Allocate more RAM For Better Gaming
Most of us believe that adding more RAM to the game will help us have better and smoother Windows gaming sessions. Unfortunately, most people do not have the bucks to add it to our laptops or computers.
Game makers and software developers already have fixed memory. You can’t allocate extra RAM to a specific game or program manually. The developers determined the game’s RAM requirements.
The game’s design is compatible with the operating system, and it requests the RAM it requires from the available memory.

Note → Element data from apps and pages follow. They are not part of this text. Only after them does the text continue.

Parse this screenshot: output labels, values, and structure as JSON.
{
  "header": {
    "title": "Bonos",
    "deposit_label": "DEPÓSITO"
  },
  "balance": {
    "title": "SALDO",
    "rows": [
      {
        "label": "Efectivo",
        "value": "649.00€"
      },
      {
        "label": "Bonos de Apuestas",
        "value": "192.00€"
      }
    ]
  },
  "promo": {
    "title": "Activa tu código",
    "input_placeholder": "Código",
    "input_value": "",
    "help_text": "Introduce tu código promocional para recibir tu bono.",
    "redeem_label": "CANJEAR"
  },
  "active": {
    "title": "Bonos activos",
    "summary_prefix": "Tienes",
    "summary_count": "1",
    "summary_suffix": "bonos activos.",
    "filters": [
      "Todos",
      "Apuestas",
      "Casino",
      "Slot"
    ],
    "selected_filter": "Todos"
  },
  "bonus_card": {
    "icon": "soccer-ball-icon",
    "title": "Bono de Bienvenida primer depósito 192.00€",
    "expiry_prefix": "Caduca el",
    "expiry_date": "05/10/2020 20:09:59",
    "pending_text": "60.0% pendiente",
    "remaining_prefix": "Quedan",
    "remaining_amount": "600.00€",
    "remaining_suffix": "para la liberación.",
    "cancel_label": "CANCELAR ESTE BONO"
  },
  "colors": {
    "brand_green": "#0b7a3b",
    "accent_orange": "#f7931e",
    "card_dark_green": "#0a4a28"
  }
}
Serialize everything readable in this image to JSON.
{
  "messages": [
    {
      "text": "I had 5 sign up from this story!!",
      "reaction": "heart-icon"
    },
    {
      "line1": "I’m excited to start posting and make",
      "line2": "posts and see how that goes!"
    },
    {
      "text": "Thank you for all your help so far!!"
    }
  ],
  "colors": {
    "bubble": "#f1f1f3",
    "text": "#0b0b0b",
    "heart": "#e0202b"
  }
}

You can’t give the Windows Stream games more memory is a bummer, but you can quickly free up RAM.
Extra RAM can make a big difference in terms of performance or multitasking. The procedures outlined in this article are safe for your computer. If you have enough memory but are having trouble running software within it, look into these options.
Frequently Asked Questions
How much virtual memory for 16GB RAM?
Suppose your storage capacity is 16GB. You might wish to set the Initial Size to 8000 MB and the Maximum Size to 12000 MB. Remember that this is in MB, so multiply by 1000 to convert to GB.
How do you limit RAM a program can use?
The only practical strategy to reduce memory utilization is to run fewer programs. Even seemingly small, straightforward applications might use hundreds of megabytes. The operating system can consume up to 2GB of memory while not in use.
How do I allocate additional memory to a game?
Right-click the Windows taskbar > pick Windows Task Manager > open the game where you wish to increase RAM. Then, scroll down under the processes section. You’ll see a list after scrolling. Simply right-click the process and then drag the pointer to the set priority option.